Loving life on the Beach
It has been a long, hot summer here on Georgian Bay and we miss Adamant 1 terribly. We did manage to sail with friends occasionally and we borrowed our daughter’s boat a couple times to get in some sailing time. We visited with distant relatives, spent a few days touring in Ottawa and visited our grandson at the Royal Military College in Kingston. He was there for six weeks in the Intermediate Sail program with the Sea Cadets. He got the Top Cadet award….way to go Carson!
One of the things I accomplished at home was sorting out pictures from this past winter and we have a lot! From catching our first mahi mahi to touring an abandoned resort, complete with beautiful bridges that lead to nowhere, every day was an adventure. Well, maybe not every day! We walked tons of beaches and found some unique caves that allowed for great photo ops. We found a hurricane shelter on Man-O-War that was built into the mangroves and appears to have been there for a very long time.
Atlantic Ocean from inside a cave
One of our “duties” was helping sailors get off the constantly shifting sandbars in our anchorage. No less than three catamarans found the shallows, but the crews just sit there and have a drink while they wait for high tide. Monohulls were not so lucky. One fellow set an anchor and headed into the bar in town to wait for high tide. Another 45’ sailboat wasn’t so lucky. He went on the wrong side of a marker, and despite our best efforts to heel him over so he could be towed off, he was firmly fixed. It was 10 pm and windy by the time he floated off and getting him on a mooring ball in the dark required the help of three dinghies. That one was a challenge. Twice we scraped bottom with Adamant coming into our mooring ball at low tide, but we never hung up. And….to my credit….I never missed picking up the mooring ball pennant. Pat had made me a pole with a “U” shaped hook on the end so the pennant could not slip off once captured. But I still take the credit!! He gets the credit for threading between the already moored boats and the big dock we were ten feet from. That being said, we have reserved the same ball for this winter because we like the location and the view.

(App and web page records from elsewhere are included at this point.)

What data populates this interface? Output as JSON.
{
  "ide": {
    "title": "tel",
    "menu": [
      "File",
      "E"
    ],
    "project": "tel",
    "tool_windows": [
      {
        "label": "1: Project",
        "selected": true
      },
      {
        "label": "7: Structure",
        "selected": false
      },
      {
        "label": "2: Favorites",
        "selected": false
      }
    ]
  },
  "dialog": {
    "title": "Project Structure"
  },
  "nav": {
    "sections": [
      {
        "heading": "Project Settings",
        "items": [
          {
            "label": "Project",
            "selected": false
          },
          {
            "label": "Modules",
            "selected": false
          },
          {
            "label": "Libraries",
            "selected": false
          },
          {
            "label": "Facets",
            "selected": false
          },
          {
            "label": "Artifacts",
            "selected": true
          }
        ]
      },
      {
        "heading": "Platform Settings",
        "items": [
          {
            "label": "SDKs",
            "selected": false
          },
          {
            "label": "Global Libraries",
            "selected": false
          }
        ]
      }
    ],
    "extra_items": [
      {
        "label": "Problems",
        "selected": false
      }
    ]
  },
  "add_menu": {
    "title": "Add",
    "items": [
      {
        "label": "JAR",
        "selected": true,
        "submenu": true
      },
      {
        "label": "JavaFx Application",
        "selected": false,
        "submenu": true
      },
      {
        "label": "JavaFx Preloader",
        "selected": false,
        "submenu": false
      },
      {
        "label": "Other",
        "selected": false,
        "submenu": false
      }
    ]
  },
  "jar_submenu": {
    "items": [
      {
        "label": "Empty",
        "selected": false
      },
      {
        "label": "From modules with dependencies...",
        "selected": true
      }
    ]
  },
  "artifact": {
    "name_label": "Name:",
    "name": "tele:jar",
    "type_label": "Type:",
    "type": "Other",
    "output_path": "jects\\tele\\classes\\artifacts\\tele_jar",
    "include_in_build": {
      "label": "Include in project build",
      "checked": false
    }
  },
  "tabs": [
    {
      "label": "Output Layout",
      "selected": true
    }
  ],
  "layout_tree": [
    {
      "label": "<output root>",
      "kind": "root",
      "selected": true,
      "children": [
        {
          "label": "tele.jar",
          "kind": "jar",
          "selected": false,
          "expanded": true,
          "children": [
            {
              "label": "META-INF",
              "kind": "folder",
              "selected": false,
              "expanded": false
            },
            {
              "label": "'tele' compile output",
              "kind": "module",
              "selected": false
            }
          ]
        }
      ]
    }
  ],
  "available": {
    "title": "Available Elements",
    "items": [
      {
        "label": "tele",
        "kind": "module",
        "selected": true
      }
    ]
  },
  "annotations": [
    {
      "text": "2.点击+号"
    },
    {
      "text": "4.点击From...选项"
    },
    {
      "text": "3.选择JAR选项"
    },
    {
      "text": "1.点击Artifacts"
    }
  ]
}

Check this St Paddy’s!
Shortest St. Patrick’s Day Parade.jpg
One special event we attended in Marsh Harbour was “The Shortest St. Patrick’s Day Parade”. It is a total of 500 steps. Yes, steps! About 80 sailors gathered in a parking lot in town. They were festooned with strings of green beads and given a beer. Once assembled, we headed off, following a car that had music blasting from speakers on the roof. At about the 200 step mark, we stopped and were given another beer. Two hundred steps later, we were given a Jello and vodka shooter. One hundred feet and across the road was the bar Snappas, where we were given a rum punch. This was all free and we entertained the locals and land-based tourists with the dancing and carrying on. All the participants were sailors which leads me to believe that sailors all seem to have a definite connection to free booze!
Grandsons soaking up the sun!

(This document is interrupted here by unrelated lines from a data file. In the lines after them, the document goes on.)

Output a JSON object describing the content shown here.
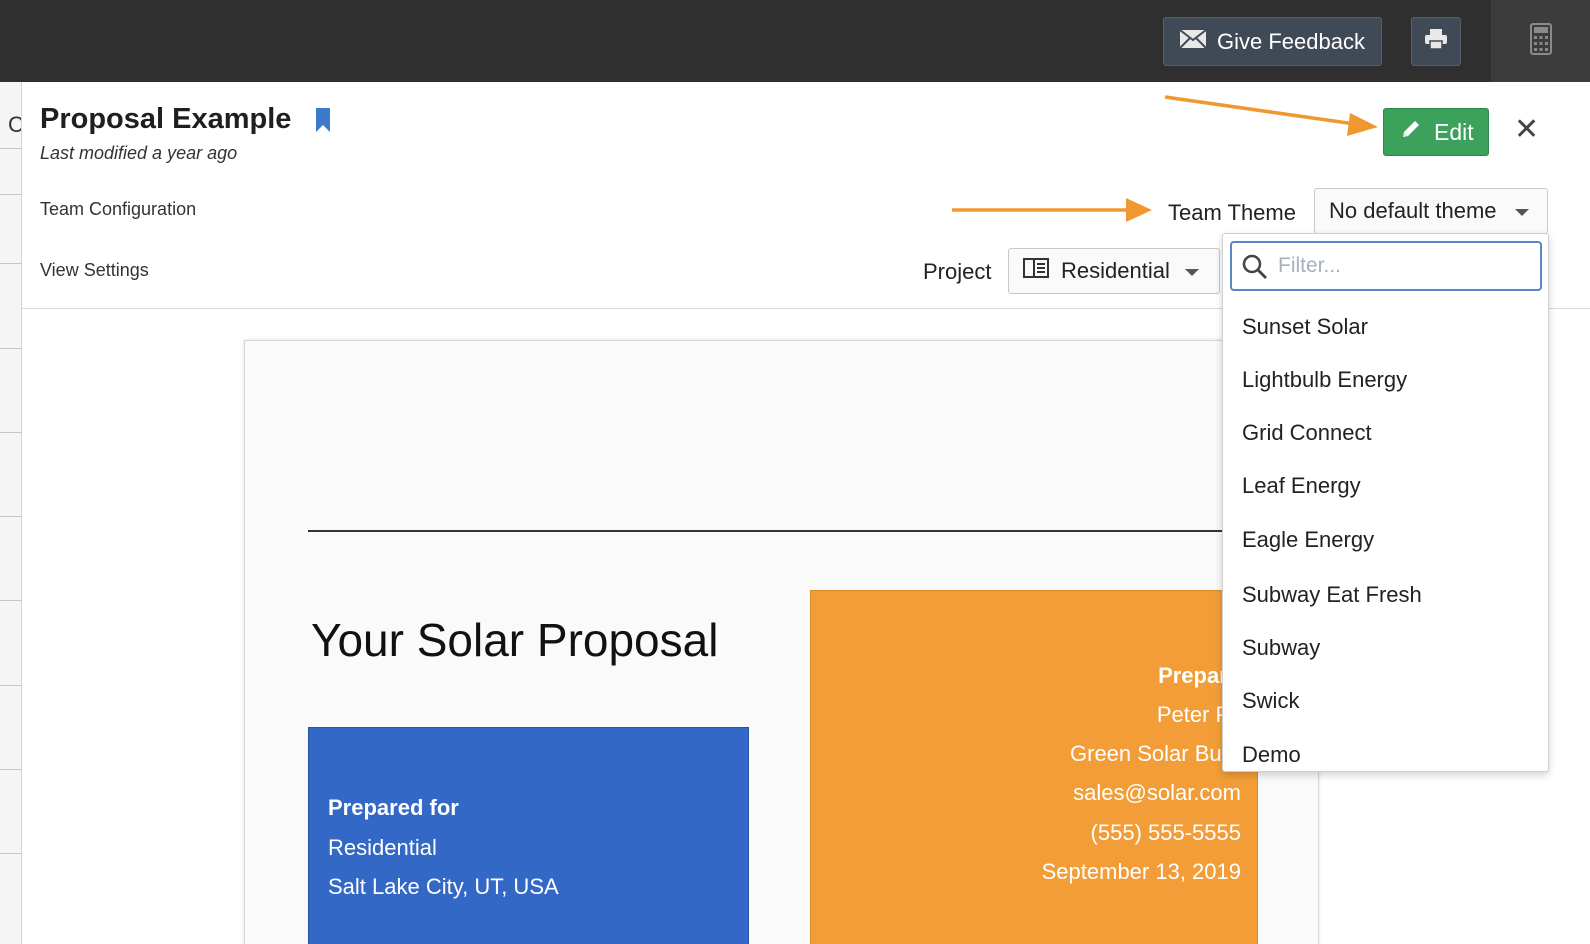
{
  "topbar": {
    "feedback_label": "Give Feedback",
    "icons": [
      "mail-icon",
      "print-icon",
      "calculator-icon"
    ]
  },
  "background": {
    "left_edge_text": "C"
  },
  "header": {
    "title": "Proposal Example",
    "subtitle": "Last modified a year ago",
    "team_configuration": "Team Configuration",
    "view_settings": "View Settings",
    "edit_label": "Edit",
    "close_label": "✕"
  },
  "team_theme": {
    "label": "Team Theme",
    "selected": "No default theme"
  },
  "project": {
    "label": "Project",
    "selected": "Residential"
  },
  "dropdown": {
    "filter_placeholder": "Filter...",
    "options": [
      "Sunset Solar",
      "Lightbulb Energy",
      "Grid Connect",
      "Leaf Energy",
      "Eagle Energy",
      "Subway Eat Fresh",
      "Subway",
      "Swick",
      "Demo"
    ]
  },
  "document": {
    "title": "Your Solar Proposal",
    "prepared_for": {
      "heading": "Prepared for",
      "name": "Residential",
      "location": "Salt Lake City, UT, USA"
    },
    "prepared_by": {
      "heading": "Prepared b",
      "name": "Peter Parke",
      "company": "Green Solar Busines",
      "email": "sales@solar.com",
      "phone": "(555) 555-5555",
      "date": "September 13, 2019"
    }
  },
  "colors": {
    "topbar": "#2f2f30",
    "edit_green": "#3ca15a",
    "bookmark_blue": "#3b7bc8",
    "arrow_orange": "#f0982f",
    "blue_box": "#3468c6",
    "orange_box": "#f29d38"
  }
}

The highlight of last winter was having our daughter and her family down for eight days. It was a glorious week showing them around our winter home. Our plan this year is to leave on January 2nd and fly back to Adamant 1. We need a couple of days to paint the bottom with antifouling and do some stocking up. Then we will launch and leave. It takes five days to get to Lake Worth where we will wait for a window to cross to the Abacos. This winter we have two different couples coming down to visit so we are looking forward to that. Pat is looking forward to getting back to work on the William H. Albury, an old 63’ schooner that is being restored in our harbour. But more on that later.
William H. Albury under repair

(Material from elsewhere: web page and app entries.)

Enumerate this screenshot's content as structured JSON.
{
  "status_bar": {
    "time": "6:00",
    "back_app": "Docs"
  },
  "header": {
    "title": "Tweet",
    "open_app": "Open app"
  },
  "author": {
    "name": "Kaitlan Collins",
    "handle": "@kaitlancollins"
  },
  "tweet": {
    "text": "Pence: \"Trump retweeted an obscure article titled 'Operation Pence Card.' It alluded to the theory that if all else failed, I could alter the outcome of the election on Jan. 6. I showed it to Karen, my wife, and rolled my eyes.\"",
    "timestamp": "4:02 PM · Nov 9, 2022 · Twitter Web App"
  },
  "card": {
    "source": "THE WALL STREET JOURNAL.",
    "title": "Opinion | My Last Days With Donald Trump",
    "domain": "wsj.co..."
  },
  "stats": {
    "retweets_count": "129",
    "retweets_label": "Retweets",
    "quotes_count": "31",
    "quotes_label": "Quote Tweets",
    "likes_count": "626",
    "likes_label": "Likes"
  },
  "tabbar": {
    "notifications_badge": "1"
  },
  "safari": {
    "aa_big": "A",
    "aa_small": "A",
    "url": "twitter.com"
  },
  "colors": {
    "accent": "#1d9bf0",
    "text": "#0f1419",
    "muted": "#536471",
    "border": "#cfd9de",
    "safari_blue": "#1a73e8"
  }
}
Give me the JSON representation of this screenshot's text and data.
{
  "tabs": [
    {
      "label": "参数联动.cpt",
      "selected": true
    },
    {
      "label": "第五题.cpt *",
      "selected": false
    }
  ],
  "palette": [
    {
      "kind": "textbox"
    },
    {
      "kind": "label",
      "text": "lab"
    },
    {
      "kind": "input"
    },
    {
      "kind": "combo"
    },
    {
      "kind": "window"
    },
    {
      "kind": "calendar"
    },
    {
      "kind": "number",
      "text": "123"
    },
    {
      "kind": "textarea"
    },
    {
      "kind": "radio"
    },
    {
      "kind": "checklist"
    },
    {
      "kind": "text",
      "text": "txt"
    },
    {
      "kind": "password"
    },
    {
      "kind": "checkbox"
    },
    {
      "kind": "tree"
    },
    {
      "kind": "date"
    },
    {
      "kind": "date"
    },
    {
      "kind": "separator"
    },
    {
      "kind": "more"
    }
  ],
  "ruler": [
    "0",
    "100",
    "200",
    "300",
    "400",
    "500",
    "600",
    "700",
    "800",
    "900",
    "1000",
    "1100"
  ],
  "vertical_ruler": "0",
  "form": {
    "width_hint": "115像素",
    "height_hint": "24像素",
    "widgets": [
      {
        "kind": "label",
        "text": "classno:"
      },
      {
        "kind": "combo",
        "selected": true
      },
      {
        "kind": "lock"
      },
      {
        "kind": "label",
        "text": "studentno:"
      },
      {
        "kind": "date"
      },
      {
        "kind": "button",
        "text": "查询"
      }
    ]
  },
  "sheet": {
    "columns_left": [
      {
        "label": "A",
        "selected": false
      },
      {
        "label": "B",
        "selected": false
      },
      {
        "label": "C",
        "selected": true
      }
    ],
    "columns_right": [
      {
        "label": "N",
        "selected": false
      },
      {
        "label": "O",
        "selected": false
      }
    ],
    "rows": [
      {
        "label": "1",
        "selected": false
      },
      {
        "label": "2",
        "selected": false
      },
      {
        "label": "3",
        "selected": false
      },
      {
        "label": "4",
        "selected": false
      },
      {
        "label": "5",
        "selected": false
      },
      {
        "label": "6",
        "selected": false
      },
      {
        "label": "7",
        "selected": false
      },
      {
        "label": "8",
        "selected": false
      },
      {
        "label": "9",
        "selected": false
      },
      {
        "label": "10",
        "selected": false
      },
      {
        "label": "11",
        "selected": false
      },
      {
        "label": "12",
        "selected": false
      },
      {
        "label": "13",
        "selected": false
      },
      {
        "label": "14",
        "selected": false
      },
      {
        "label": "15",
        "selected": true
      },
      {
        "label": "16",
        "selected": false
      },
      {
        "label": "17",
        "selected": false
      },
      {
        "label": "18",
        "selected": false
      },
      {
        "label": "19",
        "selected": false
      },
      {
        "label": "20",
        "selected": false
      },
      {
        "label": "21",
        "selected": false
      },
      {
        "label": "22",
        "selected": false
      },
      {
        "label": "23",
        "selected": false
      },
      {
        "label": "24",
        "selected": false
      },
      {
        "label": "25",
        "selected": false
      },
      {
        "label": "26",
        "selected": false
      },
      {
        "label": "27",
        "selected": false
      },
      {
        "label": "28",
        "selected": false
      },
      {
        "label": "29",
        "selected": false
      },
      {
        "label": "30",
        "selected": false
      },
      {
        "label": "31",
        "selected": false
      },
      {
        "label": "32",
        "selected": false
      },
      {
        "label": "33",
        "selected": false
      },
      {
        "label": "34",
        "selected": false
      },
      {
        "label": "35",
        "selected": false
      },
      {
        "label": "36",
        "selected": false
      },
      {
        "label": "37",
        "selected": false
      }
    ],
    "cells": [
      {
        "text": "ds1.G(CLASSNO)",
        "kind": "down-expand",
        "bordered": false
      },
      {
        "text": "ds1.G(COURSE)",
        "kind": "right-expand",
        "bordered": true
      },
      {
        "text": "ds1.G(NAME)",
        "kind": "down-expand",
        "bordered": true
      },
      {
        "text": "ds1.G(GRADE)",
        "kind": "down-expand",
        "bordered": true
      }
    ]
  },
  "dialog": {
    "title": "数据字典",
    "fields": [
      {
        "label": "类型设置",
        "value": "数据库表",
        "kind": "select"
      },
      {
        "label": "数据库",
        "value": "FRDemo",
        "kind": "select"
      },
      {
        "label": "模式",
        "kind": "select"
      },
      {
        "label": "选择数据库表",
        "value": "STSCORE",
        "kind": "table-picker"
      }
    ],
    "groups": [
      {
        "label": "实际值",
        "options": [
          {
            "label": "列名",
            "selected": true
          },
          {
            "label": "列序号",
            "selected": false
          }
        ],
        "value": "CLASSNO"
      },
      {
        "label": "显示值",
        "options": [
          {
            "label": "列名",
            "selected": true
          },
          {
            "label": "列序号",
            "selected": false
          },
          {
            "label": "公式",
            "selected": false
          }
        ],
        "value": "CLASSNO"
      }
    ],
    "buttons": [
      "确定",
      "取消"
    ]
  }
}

Until next time……….
Longtime CY staffer Lynn Lortie and her husband Pat left Midland the summer of 2016 to make their way into the Great Loop and head out on a three year sailing odyssey. Follow their progress right here in CYOB.